If you haven’t gotten around to watching yet, the plot centers on three truckers tasked with hauling wellheads over melting ice roads in April to a Manitoba mine in order to rescue a group of trapped miners.

History Channel’s IRT Stars Weigh In

Here’s a Netflix produced video featuring former History Channel “Ice Road Truckers” reality stars Todd Dewey and Lisa Kelly breaking down how realistic the movie was.

While the stars were mostly supportive of the movie, Dewey pointed out that the spacing between the trucks on the ice road was “nowhere near enough.” Kelly also had a few minor bones to pick with how the truckers handled sinking into the ice.

Truckers Take To Social Media To Point Out Movie Flaws

Many members of the trucking industry were able to catch the film over the weekend and were quick to point out that there were some major continuity flaws.

The popular social media page Twisted Truckers shared a viral post pointing out that filmmakers kept swapping out trucks from shot to shot and apparently hoped that the audience wouldn’t be savvy enough to notice (those who drive trucks for a living definitely noticed).

They roll out of the shop driving W990s. All the crash scenes they use T680s then go back to W990s. This movie was driving me crazy,” said one commenter on the post.

They kept switching from. Back and forth from a W990 a t680 during same scene, I knew it would be stupid as hell just like almost every other truck movie or show ever made but this was really bad,” another said.

Other commenters pointed out unrealistic or inaccurate moments involving fueling and chaining up.

And in one frame there were bare tires, the next, one set of drives AND the steers were chained,” one commenter noticed.

They have chains on, then they’re gone going up a steep grade from a complete stop. Putting fuel in the tank with a can that would have never been able to tilt enough to get a drop out.
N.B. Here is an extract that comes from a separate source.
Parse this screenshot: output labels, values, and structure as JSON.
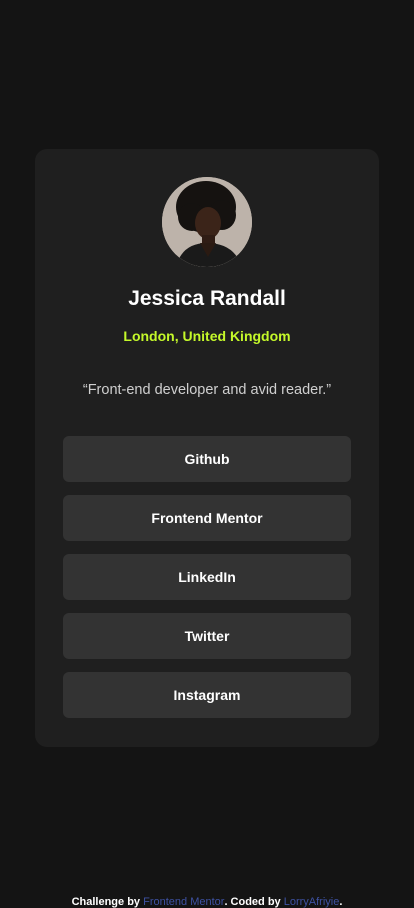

Upright a trailer and it stops perfectly in the vertical position when in reality it would have flopped right over on the other side. Not a drop of fuel or oil spilled while it was layed over,” a user noticed.
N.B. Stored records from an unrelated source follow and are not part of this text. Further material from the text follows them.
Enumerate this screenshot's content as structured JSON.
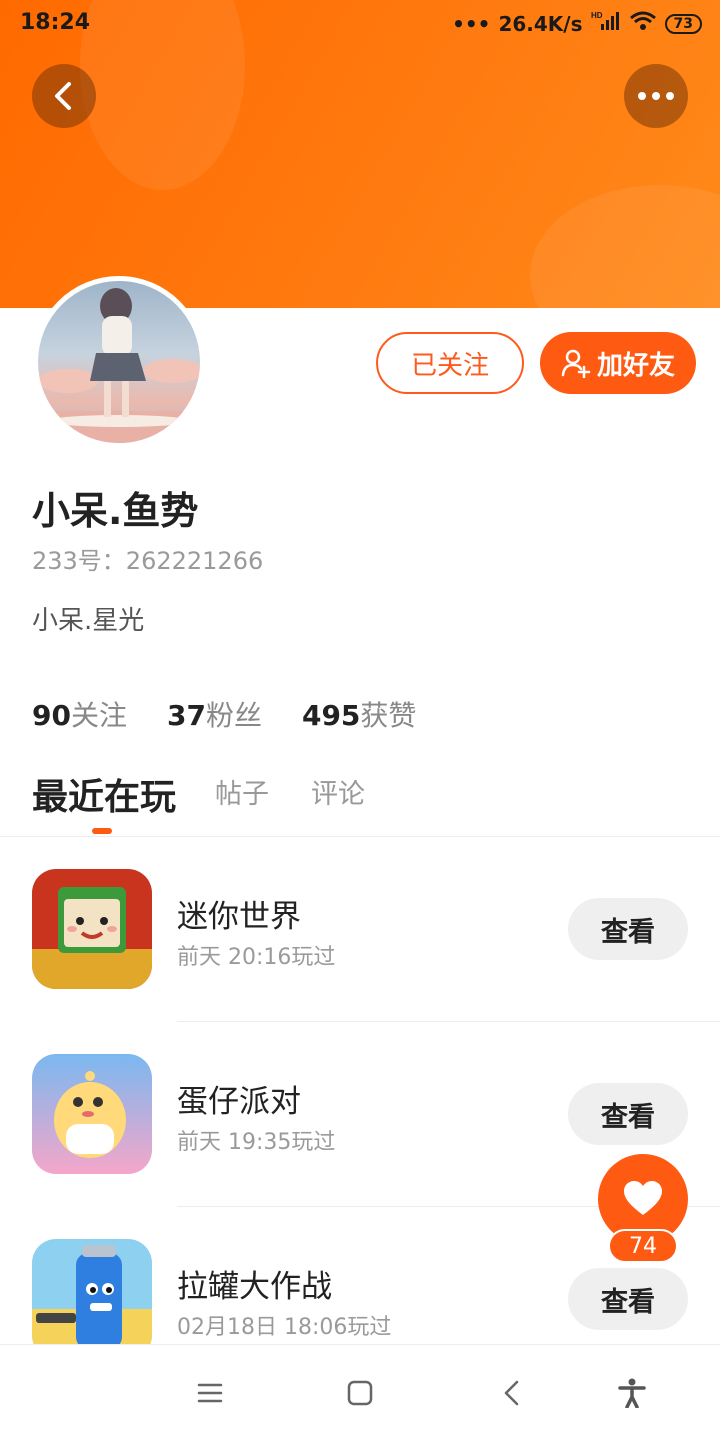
{
  "status_bar": {
    "time": "18:24",
    "network_speed": "26.4K/s",
    "network_type": "HD",
    "battery": "73"
  },
  "header": {
    "back_icon": "chevron-left-icon",
    "more_icon": "more-dots-icon"
  },
  "profile": {
    "name": "小呆.鱼势",
    "id_label": "233号：262221266",
    "bio": "小呆.星光",
    "follow_state_label": "已关注",
    "add_friend_label": "加好友",
    "stats": [
      {
        "count": "90",
        "label": "关注"
      },
      {
        "count": "37",
        "label": "粉丝"
      },
      {
        "count": "495",
        "label": "获赞"
      }
    ]
  },
  "tabs": [
    {
      "label": "最近在玩",
      "active": true
    },
    {
      "label": "帖子",
      "active": false
    },
    {
      "label": "评论",
      "active": false
    }
  ],
  "recent_games": [
    {
      "title": "迷你世界",
      "played": "前天 20:16玩过",
      "button": "查看"
    },
    {
      "title": "蛋仔派对",
      "played": "前天 19:35玩过",
      "button": "查看"
    },
    {
      "title": "拉罐大作战",
      "played": "02月18日 18:06玩过",
      "button": "查看"
    }
  ],
  "like_fab": {
    "count": "74",
    "icon": "heart-icon"
  },
  "colors": {
    "accent": "#ff5a12",
    "header_orange": "#ff7a10"
  }
}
How about when they’re running on the ice Road less than one car length apart, don’t get me wrong I’ve never done it but watching the documentaries every time I seen it the trucks were always a quarter mile apart. Also when he pulled the container out of the side of an avalanche uphill with no snow chains on at all,” said one commenter.

A lot of drivers had issues with the recovery of flipped trucks in the movie.

Let’s just flip these trucks back over and get back on the road lol. It’s just that easy on a sheet of ice,” one commenter joked.

Also I wanna know how after they flipped the trucks the red one specifically landing on the driver door how Liam’s mirror wasn’t effed up when he looked back at the black truck catching up afterwards,” one person remarked.

A few truckers popped into the comment section to remind everyone that it’s just a movie: “Good lord it’s just a movie you guys all on here griping about how it isn’t accurate or how “trucks can’t do that “ did you gripe when Batman beat Superman? Movies are for fun and 99.9 % of anything coming from Hollywood these days is bull crap can’t you just enjoy the ride and leave all your know it all opinions aside long enough to enjoy something??